**Problem to work on:** Each line of the records containing "price" is to be copied out and returned.

=-=-=

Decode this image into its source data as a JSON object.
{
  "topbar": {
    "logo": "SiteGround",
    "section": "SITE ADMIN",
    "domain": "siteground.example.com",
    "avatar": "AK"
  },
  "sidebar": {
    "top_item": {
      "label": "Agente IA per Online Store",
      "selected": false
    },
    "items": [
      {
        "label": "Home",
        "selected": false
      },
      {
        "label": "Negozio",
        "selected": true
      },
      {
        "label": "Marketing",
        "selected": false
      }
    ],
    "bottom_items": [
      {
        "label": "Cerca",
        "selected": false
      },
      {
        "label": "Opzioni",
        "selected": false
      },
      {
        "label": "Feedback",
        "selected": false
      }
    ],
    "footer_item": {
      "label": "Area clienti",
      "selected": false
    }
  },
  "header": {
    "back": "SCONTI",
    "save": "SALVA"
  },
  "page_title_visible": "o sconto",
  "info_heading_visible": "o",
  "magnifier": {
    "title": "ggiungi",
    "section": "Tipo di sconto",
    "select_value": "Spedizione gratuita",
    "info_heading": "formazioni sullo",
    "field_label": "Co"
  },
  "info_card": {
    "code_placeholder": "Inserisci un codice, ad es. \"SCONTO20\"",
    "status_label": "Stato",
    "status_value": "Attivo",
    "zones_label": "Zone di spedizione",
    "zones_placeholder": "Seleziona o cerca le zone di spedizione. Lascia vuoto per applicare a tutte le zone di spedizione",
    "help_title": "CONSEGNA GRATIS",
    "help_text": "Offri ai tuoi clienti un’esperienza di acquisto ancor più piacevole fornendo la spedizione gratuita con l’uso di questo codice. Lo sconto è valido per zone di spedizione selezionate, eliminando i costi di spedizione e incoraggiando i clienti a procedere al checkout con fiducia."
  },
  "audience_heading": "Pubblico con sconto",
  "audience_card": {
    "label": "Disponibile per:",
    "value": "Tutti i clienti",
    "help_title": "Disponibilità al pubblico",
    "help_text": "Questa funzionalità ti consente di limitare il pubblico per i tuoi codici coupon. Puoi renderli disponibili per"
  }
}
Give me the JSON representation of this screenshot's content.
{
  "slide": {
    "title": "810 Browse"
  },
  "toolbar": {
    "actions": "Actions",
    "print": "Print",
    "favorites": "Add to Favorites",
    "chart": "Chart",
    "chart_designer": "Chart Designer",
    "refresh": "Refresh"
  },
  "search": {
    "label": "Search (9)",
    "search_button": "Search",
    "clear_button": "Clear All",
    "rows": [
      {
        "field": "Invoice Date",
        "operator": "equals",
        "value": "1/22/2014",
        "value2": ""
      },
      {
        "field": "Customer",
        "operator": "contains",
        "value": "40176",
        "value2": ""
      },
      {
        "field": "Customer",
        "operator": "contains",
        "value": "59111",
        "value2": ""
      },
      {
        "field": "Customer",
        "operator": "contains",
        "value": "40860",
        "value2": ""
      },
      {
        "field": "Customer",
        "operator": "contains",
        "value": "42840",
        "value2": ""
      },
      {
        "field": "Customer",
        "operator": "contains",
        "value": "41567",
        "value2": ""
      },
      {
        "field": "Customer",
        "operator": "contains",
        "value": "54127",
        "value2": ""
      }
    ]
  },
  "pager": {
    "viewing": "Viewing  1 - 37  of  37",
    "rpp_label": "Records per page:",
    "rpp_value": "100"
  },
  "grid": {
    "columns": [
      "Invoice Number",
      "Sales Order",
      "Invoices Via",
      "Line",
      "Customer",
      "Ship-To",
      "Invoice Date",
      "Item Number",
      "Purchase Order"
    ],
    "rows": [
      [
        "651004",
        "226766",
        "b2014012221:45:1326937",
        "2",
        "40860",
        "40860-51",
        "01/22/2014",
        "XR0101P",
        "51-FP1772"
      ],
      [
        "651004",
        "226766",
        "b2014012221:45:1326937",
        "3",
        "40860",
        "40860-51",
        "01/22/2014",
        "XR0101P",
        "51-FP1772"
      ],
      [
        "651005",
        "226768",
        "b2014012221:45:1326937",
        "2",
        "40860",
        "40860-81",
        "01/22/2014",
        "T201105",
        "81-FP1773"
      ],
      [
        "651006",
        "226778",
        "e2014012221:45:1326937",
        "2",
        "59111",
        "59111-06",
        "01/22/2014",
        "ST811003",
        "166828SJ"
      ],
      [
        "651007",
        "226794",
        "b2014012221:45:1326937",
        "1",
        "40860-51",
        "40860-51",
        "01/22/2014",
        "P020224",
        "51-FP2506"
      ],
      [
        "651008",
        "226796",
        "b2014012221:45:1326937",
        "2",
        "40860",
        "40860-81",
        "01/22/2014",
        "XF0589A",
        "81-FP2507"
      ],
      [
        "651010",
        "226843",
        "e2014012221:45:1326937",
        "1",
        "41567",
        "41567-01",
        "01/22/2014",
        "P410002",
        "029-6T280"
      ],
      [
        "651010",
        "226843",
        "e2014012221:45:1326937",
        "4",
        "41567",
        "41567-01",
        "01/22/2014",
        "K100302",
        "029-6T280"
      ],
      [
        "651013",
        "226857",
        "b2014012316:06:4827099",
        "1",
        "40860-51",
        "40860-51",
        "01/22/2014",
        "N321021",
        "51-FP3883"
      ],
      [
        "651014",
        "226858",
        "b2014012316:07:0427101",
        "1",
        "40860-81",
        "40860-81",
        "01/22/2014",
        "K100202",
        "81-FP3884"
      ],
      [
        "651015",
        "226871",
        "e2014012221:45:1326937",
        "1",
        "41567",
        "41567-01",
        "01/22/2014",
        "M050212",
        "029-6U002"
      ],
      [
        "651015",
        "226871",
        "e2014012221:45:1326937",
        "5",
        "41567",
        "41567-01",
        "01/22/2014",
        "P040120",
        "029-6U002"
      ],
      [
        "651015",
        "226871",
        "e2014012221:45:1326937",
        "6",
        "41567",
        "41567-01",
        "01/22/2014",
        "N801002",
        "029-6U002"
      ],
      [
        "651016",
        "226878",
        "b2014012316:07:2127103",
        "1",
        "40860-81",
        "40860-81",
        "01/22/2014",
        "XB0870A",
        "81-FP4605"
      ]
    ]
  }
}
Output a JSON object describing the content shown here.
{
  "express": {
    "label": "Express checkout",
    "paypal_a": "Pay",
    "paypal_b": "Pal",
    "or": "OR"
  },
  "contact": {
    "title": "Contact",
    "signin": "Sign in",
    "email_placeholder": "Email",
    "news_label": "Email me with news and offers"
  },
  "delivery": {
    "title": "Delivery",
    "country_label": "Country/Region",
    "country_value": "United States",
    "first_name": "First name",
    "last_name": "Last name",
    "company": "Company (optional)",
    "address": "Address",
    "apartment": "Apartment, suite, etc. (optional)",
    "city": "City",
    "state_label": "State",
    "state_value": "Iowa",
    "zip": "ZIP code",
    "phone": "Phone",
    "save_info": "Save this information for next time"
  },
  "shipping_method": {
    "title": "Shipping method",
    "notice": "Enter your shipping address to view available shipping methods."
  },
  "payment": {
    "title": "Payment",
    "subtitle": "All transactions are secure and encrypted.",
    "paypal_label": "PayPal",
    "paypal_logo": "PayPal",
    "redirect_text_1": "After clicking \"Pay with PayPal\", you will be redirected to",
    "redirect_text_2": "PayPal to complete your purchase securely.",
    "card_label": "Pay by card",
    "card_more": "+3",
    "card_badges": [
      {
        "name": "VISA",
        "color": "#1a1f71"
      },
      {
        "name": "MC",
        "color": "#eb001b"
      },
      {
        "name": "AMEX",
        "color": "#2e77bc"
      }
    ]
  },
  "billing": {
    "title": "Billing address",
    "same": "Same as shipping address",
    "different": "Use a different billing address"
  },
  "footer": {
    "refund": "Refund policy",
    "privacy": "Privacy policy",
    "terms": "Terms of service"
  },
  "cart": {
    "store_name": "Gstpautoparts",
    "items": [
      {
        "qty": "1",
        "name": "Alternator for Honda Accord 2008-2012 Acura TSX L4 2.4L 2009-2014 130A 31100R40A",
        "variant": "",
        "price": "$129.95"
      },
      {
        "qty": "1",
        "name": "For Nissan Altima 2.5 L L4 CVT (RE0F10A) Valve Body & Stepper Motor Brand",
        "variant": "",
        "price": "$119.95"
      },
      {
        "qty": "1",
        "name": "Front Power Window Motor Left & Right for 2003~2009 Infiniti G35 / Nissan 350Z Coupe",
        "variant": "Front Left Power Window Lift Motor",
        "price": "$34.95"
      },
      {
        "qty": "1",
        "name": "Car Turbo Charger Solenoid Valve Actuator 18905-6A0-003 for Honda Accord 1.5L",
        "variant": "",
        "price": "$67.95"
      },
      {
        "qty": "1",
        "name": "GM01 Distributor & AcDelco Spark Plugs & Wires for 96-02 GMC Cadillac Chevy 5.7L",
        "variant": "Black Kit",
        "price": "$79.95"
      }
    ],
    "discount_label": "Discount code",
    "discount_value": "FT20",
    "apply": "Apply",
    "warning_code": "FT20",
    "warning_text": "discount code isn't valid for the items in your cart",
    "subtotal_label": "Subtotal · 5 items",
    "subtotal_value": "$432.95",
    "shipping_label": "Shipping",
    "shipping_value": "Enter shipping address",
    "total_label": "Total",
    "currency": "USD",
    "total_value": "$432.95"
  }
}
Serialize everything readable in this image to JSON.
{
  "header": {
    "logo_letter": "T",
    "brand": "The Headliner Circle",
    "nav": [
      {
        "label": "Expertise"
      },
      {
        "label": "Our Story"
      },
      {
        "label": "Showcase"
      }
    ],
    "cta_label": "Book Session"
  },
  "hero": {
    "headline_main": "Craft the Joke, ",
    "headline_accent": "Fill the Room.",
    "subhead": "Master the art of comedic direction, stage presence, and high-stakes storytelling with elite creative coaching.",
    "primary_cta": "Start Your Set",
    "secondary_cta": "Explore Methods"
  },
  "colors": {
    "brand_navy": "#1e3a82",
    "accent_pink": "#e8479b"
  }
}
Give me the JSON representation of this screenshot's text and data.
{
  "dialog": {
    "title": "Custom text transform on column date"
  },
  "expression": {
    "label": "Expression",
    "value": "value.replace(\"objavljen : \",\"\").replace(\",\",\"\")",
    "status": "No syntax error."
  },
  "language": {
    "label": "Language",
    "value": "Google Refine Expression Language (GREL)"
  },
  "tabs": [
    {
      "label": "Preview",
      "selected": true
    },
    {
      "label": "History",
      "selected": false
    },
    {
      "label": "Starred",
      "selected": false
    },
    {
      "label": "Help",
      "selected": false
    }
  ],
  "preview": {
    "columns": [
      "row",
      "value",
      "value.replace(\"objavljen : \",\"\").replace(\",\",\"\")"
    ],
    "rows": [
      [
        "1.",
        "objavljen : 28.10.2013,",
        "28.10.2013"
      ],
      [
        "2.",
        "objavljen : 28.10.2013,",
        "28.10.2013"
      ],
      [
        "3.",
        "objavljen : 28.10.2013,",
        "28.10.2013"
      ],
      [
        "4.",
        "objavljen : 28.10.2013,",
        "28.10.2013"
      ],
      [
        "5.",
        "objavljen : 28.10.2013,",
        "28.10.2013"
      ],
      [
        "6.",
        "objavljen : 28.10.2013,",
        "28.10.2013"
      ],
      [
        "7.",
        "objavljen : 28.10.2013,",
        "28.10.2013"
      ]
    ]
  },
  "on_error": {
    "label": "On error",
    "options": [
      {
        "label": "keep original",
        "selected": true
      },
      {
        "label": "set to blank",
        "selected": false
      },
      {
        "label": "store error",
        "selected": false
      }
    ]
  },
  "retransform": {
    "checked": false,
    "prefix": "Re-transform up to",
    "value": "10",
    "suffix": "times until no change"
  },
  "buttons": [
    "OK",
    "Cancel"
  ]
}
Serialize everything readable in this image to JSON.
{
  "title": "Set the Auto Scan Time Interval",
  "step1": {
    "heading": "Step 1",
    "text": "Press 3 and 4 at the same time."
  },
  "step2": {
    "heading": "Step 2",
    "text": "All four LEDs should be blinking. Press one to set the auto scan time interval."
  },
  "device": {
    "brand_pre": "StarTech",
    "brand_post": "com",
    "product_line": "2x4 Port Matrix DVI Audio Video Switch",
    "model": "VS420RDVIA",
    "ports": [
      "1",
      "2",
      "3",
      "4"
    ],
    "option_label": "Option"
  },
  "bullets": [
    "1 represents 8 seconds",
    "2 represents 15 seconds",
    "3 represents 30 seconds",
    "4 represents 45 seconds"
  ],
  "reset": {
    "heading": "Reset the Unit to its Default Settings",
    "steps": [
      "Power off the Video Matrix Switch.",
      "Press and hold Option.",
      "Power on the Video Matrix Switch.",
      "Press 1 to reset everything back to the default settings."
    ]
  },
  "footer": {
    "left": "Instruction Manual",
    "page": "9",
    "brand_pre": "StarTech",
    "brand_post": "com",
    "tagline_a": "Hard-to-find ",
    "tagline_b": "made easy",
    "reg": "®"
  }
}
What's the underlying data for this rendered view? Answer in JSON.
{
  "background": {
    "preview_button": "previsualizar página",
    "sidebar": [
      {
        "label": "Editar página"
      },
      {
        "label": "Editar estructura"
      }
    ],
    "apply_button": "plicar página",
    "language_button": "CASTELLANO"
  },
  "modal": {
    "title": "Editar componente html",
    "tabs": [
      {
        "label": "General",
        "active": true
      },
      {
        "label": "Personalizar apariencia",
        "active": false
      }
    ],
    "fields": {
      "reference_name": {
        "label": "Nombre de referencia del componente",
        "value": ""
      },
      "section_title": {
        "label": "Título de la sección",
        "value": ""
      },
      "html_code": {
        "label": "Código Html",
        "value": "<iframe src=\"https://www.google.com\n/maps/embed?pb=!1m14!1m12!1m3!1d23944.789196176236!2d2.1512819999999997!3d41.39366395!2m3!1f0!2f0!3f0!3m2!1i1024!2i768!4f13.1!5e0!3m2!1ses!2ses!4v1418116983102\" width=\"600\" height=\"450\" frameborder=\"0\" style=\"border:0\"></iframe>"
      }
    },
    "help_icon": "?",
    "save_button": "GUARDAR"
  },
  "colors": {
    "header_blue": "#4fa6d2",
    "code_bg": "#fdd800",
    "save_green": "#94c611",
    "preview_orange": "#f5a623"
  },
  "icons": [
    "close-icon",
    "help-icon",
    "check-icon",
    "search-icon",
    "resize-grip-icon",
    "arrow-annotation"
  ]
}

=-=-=

**The completed task:**
        "price": "$129.95"
        "price": "$119.95"
        "price": "$34.95"
        "price": "$67.95"
        "price": "$79.95"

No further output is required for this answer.